Office of the Assistant Secretary for Policy (OASP)
Evaluation of the Wage and Hour Division's Employee Misclassification
The purpose of this study is to assess the prevalence of employee misclassification through a nationally representative survey of workers. Worker misclassification can be understood as the practice, intended or unintended, of treating a worker who is an employee under the law as something other than an employee (i.e., an independent contractor, volunteer, intern or trainee), or treating a nonexempt employee as an exempt employee, depriving the employee of their legal wage entitlements, including minimum wage and/or overtime. Current labor law does not require employers to disclose information regarding employment status (whether the worker is an employee or not), exemption status (whether the worker, if an employee, is exempt or excepted or not from minimum wage or overtime pay requirements or both), the basis for those status determinations, or pay (including hours worked, pay rates, and wages paid) to workers. Because of this lack of required disclosure, employers may intentionally or unintentionally classify the worker as a contractor or intern and not an employee.
The project will administer a new survey to collect information about employment experiences and workers' knowledge of basic employment laws and rules to assess the prevalence of both intentional and unintentional employee misclassification.
The primary tasks of the evaluation include:
- Design and cognitively test survey questions to be used for employee misclassification survey.
- Develop sampling methodology that will generate nationally representative samples of workers (or as close to nationally representative as possible).
- Conduct six focus groups across the country of employers and employer groups to explore the employer knowledge, attitudes, and practices around classifying workers.
- Execute the survey, analyze the data and report the results.
Existing Evaluation Evidence/Context
Employers who misclassify workers are able to achieve significant administrative and labor cost reductions, giving them a profound advantage. According to one estimate, if only 1 percent of all employees were misclassified nationally, the loss in overall unemployment insurance revenue due to underreporting would be nearly $200 million annually.1 This may be an underestimate; some states report losing between $5 and 20 million dollars annually on unemployment insurance payments alone.2 The GAO estimates that unpaid taxes total more than $2.7 billion dollars per year in unpaid Social Security, unemployment insurance, and income tax due to misclassification.3 A 2000 DOL commissioned study conducted found that 10 to 30 percent of firms audited had misclassified employees as independent contractors.4 In FY 2009, WHD investigators found about $2.6 million dollars in back wages owed to about 2,000 employees resulting from their misclassification as independent contractors.
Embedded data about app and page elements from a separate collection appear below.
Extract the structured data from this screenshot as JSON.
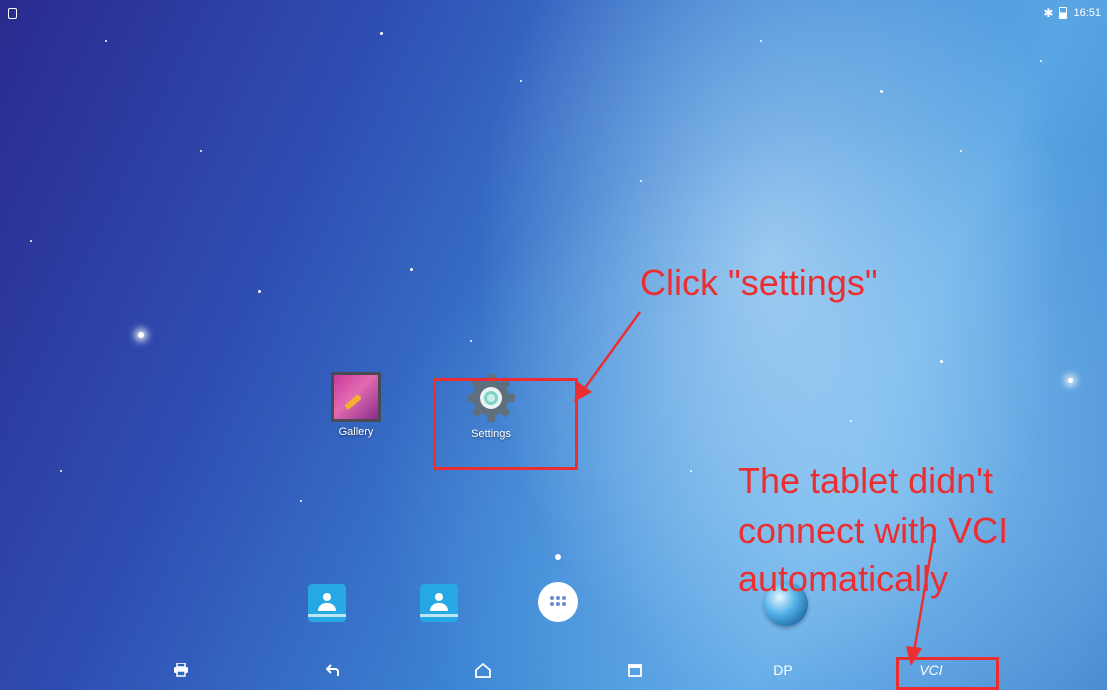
{
  "status_bar": {
    "time": "16:51",
    "bluetooth_icon": "bluetooth-icon",
    "battery_icon": "battery-icon",
    "notification_icon": "notification-icon"
  },
  "home_apps": [
    {
      "label": "Gallery",
      "icon": "gallery-icon"
    },
    {
      "label": "Settings",
      "icon": "gear-icon"
    }
  ],
  "dock": [
    {
      "icon": "contacts-icon"
    },
    {
      "icon": "contacts-icon"
    },
    {
      "icon": "app-drawer-icon"
    },
    {
      "icon": "globe-icon"
    }
  ],
  "navbar": {
    "print_icon": "print-icon",
    "back_icon": "back-icon",
    "home_icon": "home-icon",
    "recents_icon": "recents-icon",
    "dp_label": "DP",
    "vci_label": "VCI"
  },
  "annotations": {
    "click_settings": "Click \"settings\"",
    "vci_note_line1": "The tablet didn't",
    "vci_note_line2": "connect with VCI",
    "vci_note_line3": "automatically",
    "color": "#ec2e31"
  }
}
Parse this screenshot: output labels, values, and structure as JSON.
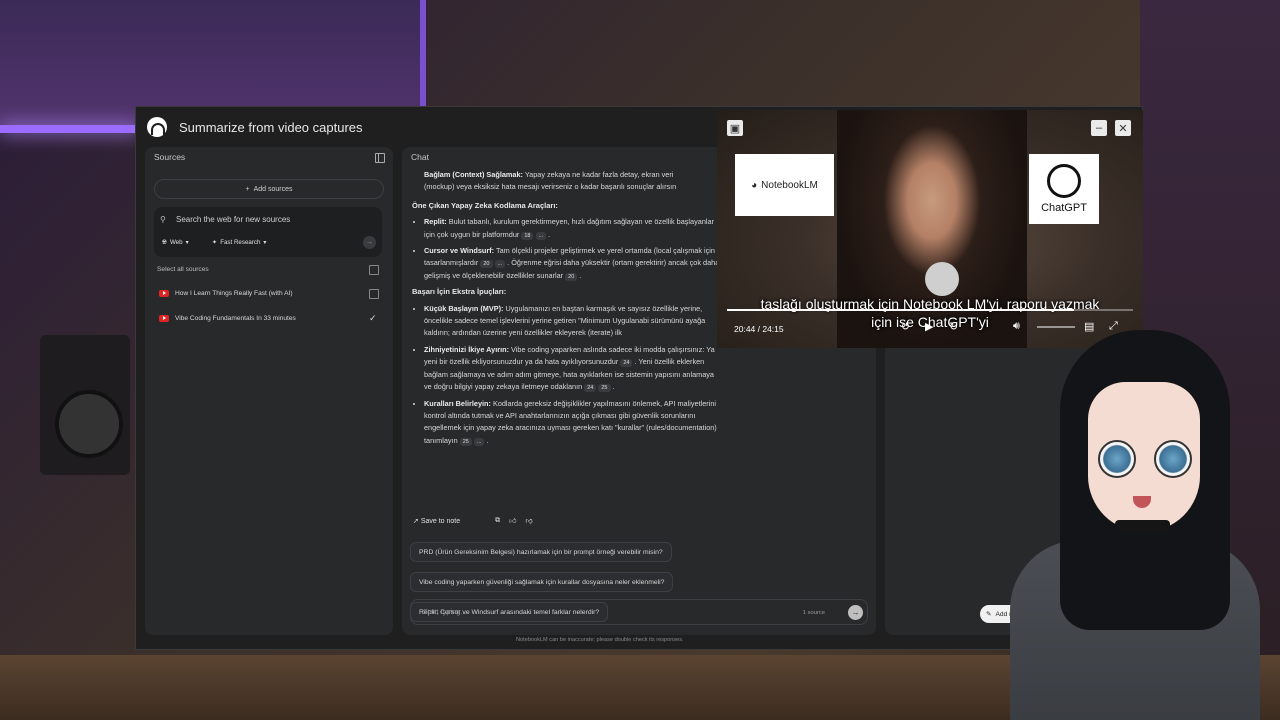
{
  "app": {
    "title": "Summarize from video captures"
  },
  "sources": {
    "heading": "Sources",
    "add_label": "Add sources",
    "search_placeholder": "Search the web for new sources",
    "chip_web": "Web",
    "chip_fast": "Fast Research",
    "select_all": "Select all sources",
    "items": [
      {
        "title": "How I Learn Things Really Fast (with AI)",
        "checked": false
      },
      {
        "title": "Vibe Coding Fundamentals In 33 minutes",
        "checked": true
      }
    ]
  },
  "chat": {
    "heading": "Chat",
    "top_b": "Bağlam (Context) Sağlamak:",
    "top_text": " Yapay zekaya ne kadar fazla detay, ekran veri",
    "top_line2": "(mockup) veya eksiksiz hata mesajı verirseniz o kadar başarılı sonuçlar alırsın",
    "section1": "Öne Çıkan Yapay Zeka Kodlama Araçları:",
    "replit_b": "Replit:",
    "replit_text": " Bulut tabanlı, kurulum gerektirmeyen, hızlı dağıtım sağlayan ve özellik başlayanlar için çok uygun bir platformdur ",
    "cite18": "18",
    "cursor_b": "Cursor ve Windsurf:",
    "cursor_text": " Tam ölçekli projeler geliştirmek ve yerel ortamda (local çalışmak için tasarlanmışlardır ",
    "cite20": "20",
    "cursor_text2": " . Öğrenme eğrisi daha yüksektir (ortam gerektirir) ancak çok daha gelişmiş ve ölçeklenebilir özellikler sunarlar ",
    "section2": "Başarı İçin Ekstra İpuçları:",
    "mvp_b": "Küçük Başlayın (MVP):",
    "mvp_text": " Uygulamanızı en baştan karmaşık ve sayısız özellikle yerine, öncelikle sadece temel işlevlerini yerine getiren \"Minimum Uygulanabi sürümünü ayağa kaldırın; ardından üzerine yeni özellikler ekleyerek (iterate) ilk",
    "mind_b": "Zihniyetinizi İkiye Ayırın:",
    "mind_text": " Vibe coding yaparken aslında sadece iki modda çalışırsınız: Ya yeni bir özellik ekliyorsunuzdur ya da hata ayıklıyorsunuzdur ",
    "cite24": "24",
    "mind_text2": " . Yeni özellik eklerken bağlam sağlamaya ve adım adım gitmeye, hata ayıklarken ise sistemin yapısını anlamaya ve doğru bilgiyi yapay zekaya iletmeye odaklanın ",
    "cite25": "25",
    "rules_b": "Kuralları Belirleyin:",
    "rules_text": " Kodlarda gereksiz değişiklikler yapılmasını önlemek, API maliyetlerini kontrol altında tutmak ve API anahtarlarınızın açığa çıkması gibi güvenlik sorunlarını engellemek için yapay zeka aracınıza uyması gereken katı \"kurallar\" (rules/documentation) tanımlayın ",
    "ellipsis": "...",
    "save_note": "Save to note",
    "suggestions": [
      "PRD (Ürün Gereksinim Belgesi) hazırlamak için bir prompt örneği verebilir misin?",
      "Vibe coding yaparken güvenliği sağlamak için kurallar dosyasına neler eklenmeli?",
      "Replit, Cursor ve Windsurf arasındaki temel farklar nelerdir?"
    ],
    "input_placeholder": "Start typing...",
    "source_count": "1 source",
    "disclaimer": "NotebookLM can be inaccurate; please double check its responses."
  },
  "studio": {
    "add_note": "Add n"
  },
  "video": {
    "logo_nlm": "NotebookLM",
    "logo_gpt": "ChatGPT",
    "caption_line1": "taslağı oluşturmak için Notebook LM'yi, raporu yazmak",
    "caption_line2": "için ise ChatGPT'yi",
    "time": "20:44 / 24:15",
    "progress": 0.855
  }
}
The period of performance of this evaluation is 24 months ending September 2013. The overall budget for the evaluation is $1,552,029. The evaluation contractor is Abt Associates. For more information on this evaluation please contact Jonathan Simonetta at email@example.com.
1 GAO-09-717 and Planmatics, Inc. Independent Contractors: Prevalence and Implications for Unemployment Insurance Programs. February 2000.
2 Statement of Seth D. Harris, Deputy Secretary, U.S. DOL, before the Committee on Health, Education, Labor, and Pensions of the U.S. Senate. June 17, 2010.
3 GAO-07-859T and Upper Midwest Employment Law Institute, 2010.
4GAO-09-717 and Planmatics, Inc. Independent Contractors: Prevalence and Implications for Unemployment Insurance Programs. February 2000.